U.S. flag

An official website of the United States government, Department of Justice.

Tough Love? Crime and Parental Assistance in Young Adulthood
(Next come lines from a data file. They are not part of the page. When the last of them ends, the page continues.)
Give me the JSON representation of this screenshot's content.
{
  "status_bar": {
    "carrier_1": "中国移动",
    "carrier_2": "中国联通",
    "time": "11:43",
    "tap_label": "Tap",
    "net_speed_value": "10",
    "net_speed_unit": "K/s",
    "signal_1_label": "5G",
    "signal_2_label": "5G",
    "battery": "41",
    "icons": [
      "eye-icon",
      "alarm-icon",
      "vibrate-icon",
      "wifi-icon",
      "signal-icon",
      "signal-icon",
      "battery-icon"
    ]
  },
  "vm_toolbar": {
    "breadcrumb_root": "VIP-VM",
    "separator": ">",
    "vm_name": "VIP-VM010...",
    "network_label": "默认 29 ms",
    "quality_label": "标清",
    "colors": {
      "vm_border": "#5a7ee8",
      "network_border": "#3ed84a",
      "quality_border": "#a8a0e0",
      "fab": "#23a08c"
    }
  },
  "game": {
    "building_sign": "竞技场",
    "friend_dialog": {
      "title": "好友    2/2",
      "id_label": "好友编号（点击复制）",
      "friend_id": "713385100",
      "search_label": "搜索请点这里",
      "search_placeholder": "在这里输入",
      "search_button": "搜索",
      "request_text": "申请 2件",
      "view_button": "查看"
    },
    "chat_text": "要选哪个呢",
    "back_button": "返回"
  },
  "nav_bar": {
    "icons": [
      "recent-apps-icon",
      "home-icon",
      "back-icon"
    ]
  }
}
NCJ Number
Criminology Volume: 49 Issue: 1 Dated: February 2011 Pages: 163-196
Sonja E. Siennick
Date Published
February 2011
34 pages
This article discusses parental assistance to young adult offenders.
Although informal social reactions to crime are key to many criminological theories, little is known about how readily offenders' significant others reject and withdraw support from them. The author explores the limits of others' willingness to help offenders by studying parents' financial assistance of grown offending and nonoffending offspring. The author used data from the National Longitudinal Study of Adolescent Health and from the 1997 cohort of the National Longitudinal Survey of Youth to show that, despite their strained relationships with their parents, young adult offenders receive more parental assistance than do their nonoffending peers and even their own nonoffending siblings. This is not because offenders have fewer financial resources, but it is partly because they tend to have a variety of other life circumstances that trigger parental assistance. The author suggests that parents' reactions to offending offspring are limited by role obligations and norms of familial duty. (Published Abstract) Tables, figures, and references